**Exercise prompt:** How many lines in the data below contain the word "JSON"? State only the number.

**Data supplied:**
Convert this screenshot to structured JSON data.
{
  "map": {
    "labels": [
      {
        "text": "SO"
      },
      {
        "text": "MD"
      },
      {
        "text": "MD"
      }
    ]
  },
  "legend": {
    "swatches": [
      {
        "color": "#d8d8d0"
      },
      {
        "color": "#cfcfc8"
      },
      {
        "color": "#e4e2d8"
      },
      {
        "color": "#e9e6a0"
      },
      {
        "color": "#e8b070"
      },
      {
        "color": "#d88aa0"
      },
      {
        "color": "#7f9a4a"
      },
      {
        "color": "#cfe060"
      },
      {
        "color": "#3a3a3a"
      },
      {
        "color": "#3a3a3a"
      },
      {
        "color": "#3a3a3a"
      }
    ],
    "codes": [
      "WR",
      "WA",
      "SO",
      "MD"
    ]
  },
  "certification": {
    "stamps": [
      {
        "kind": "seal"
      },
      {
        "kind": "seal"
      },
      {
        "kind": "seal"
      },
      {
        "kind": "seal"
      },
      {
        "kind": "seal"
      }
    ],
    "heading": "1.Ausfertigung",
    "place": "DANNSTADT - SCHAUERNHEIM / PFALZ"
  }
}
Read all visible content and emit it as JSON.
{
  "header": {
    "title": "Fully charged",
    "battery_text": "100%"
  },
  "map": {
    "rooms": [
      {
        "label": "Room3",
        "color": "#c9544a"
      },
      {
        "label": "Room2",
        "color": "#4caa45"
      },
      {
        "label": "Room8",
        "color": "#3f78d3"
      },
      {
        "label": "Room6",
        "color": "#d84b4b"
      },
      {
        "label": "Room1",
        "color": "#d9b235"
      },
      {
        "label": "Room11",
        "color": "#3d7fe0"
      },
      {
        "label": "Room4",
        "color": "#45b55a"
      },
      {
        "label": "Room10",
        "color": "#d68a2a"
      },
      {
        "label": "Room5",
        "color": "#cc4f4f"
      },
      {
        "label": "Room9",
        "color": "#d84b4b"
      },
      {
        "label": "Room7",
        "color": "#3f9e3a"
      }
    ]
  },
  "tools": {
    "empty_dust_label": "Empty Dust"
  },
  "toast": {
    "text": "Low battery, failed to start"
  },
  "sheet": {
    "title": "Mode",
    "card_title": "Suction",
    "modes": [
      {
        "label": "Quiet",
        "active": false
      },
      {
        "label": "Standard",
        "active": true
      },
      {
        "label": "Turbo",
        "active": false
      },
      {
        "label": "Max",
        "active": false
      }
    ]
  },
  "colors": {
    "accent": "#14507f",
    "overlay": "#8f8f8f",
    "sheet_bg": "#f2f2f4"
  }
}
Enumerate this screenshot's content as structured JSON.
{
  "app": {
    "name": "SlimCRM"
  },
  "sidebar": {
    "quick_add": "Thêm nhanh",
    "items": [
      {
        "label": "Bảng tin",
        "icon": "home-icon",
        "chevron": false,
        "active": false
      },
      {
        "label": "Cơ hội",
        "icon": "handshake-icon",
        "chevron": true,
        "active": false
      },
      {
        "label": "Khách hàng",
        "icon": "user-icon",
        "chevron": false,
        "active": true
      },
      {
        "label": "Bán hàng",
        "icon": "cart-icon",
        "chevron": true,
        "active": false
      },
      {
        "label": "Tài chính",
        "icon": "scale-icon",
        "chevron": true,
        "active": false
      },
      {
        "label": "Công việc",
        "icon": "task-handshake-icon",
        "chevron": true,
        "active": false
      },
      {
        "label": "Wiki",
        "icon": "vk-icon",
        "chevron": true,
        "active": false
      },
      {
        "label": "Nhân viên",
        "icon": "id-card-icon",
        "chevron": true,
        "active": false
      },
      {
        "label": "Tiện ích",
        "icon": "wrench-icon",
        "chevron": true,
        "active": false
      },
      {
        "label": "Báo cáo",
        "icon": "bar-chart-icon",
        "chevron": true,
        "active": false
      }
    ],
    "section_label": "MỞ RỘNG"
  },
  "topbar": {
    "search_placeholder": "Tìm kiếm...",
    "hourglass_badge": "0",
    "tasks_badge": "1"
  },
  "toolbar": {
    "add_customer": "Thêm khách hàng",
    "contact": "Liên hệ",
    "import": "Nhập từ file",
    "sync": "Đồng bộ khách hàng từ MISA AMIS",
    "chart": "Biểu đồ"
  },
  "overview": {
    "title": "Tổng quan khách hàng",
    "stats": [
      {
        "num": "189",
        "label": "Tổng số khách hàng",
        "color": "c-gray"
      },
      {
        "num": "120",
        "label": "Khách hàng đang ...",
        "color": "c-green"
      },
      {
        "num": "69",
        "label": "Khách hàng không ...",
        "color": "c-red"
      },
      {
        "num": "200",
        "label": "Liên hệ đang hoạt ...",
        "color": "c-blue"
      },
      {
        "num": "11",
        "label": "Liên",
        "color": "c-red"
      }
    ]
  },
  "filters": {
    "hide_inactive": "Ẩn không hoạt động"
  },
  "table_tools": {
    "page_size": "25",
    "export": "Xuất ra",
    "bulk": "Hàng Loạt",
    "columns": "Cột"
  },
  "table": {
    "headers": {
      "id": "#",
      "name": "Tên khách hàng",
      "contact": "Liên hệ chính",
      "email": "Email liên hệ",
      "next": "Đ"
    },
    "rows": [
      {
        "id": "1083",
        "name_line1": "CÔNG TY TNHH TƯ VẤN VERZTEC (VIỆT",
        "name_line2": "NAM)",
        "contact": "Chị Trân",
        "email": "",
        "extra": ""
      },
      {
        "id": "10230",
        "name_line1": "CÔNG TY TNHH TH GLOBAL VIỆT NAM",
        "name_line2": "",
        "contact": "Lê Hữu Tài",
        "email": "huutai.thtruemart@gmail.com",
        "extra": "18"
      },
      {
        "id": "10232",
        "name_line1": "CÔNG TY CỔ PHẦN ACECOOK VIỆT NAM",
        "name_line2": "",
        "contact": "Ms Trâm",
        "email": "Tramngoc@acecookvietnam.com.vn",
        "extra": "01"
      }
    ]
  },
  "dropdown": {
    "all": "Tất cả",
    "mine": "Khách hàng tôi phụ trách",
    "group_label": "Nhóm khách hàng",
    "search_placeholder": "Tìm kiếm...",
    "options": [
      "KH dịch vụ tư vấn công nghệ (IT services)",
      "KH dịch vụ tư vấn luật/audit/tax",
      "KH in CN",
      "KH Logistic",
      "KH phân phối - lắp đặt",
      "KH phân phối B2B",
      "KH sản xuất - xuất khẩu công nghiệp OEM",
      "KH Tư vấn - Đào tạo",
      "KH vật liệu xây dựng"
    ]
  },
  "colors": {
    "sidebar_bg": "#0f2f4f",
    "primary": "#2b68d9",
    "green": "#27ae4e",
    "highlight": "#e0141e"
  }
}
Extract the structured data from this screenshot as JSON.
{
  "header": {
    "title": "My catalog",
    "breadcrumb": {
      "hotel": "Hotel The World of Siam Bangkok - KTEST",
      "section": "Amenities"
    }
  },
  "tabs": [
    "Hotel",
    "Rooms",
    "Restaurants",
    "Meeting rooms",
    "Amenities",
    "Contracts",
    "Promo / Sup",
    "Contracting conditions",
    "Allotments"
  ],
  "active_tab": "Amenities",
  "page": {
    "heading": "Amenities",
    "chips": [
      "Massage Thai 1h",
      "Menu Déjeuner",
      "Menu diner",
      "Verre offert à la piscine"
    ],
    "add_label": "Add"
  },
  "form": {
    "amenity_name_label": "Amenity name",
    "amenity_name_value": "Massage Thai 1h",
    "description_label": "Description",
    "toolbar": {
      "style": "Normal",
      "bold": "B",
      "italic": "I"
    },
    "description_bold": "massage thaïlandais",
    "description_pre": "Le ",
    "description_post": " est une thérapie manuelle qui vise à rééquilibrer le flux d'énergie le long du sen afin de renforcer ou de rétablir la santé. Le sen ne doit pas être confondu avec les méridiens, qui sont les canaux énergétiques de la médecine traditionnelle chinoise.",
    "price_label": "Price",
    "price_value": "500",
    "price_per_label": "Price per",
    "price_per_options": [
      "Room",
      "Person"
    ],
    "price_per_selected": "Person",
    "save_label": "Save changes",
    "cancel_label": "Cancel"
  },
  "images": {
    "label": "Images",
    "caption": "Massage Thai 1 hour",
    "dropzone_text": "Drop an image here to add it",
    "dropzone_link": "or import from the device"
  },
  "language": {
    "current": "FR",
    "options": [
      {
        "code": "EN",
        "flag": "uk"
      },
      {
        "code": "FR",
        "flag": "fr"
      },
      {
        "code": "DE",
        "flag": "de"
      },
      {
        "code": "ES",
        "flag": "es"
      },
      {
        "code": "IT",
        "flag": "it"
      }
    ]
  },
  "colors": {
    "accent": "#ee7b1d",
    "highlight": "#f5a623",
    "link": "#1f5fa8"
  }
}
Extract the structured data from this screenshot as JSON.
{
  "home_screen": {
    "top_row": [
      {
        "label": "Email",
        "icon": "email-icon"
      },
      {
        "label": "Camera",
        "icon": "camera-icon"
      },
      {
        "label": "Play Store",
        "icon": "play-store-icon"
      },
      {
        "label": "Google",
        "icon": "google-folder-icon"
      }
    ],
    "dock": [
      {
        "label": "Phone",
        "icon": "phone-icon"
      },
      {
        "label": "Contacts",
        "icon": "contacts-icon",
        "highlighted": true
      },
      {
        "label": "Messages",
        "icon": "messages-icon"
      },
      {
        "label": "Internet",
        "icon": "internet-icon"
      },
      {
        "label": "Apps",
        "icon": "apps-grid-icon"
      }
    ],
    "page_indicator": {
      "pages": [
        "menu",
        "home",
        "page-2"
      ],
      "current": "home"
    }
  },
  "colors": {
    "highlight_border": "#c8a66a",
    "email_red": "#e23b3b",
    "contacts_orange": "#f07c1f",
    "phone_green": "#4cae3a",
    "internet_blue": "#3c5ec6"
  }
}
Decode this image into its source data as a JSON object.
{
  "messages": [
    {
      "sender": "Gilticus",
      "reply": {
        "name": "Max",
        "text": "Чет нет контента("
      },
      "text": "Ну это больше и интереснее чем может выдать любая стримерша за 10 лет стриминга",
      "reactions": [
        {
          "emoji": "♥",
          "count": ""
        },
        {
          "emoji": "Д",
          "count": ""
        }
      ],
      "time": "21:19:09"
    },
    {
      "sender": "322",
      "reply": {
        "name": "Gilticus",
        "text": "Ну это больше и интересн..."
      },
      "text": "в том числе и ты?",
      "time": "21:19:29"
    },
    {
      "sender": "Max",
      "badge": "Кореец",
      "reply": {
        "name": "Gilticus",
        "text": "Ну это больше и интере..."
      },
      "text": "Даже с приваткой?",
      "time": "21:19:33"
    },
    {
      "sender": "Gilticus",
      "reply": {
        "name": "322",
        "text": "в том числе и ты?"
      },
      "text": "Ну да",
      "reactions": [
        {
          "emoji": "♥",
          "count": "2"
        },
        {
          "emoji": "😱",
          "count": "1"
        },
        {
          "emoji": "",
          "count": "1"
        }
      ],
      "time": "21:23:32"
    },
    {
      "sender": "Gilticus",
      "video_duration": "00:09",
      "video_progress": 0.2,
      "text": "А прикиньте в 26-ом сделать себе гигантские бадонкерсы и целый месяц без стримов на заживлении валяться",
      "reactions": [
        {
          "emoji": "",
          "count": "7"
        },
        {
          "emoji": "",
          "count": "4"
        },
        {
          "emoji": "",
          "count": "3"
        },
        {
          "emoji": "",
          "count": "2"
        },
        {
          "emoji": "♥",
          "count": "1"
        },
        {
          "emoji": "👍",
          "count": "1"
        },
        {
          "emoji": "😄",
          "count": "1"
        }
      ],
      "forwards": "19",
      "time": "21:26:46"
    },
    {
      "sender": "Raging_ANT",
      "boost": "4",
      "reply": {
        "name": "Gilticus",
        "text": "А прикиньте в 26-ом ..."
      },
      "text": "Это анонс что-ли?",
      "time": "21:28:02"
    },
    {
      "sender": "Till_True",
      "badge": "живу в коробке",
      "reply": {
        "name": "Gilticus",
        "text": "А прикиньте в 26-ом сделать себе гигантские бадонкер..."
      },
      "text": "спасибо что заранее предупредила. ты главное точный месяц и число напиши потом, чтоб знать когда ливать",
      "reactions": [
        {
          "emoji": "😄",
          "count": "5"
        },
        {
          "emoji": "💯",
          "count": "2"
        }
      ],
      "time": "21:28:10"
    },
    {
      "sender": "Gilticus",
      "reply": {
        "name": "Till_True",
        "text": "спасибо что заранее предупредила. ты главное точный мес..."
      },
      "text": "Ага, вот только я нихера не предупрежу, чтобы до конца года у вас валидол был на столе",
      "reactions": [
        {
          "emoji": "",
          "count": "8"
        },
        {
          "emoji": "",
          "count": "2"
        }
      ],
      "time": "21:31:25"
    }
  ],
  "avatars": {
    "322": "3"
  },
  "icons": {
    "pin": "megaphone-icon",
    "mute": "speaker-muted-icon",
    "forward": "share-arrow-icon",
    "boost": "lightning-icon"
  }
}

**Your response:** 6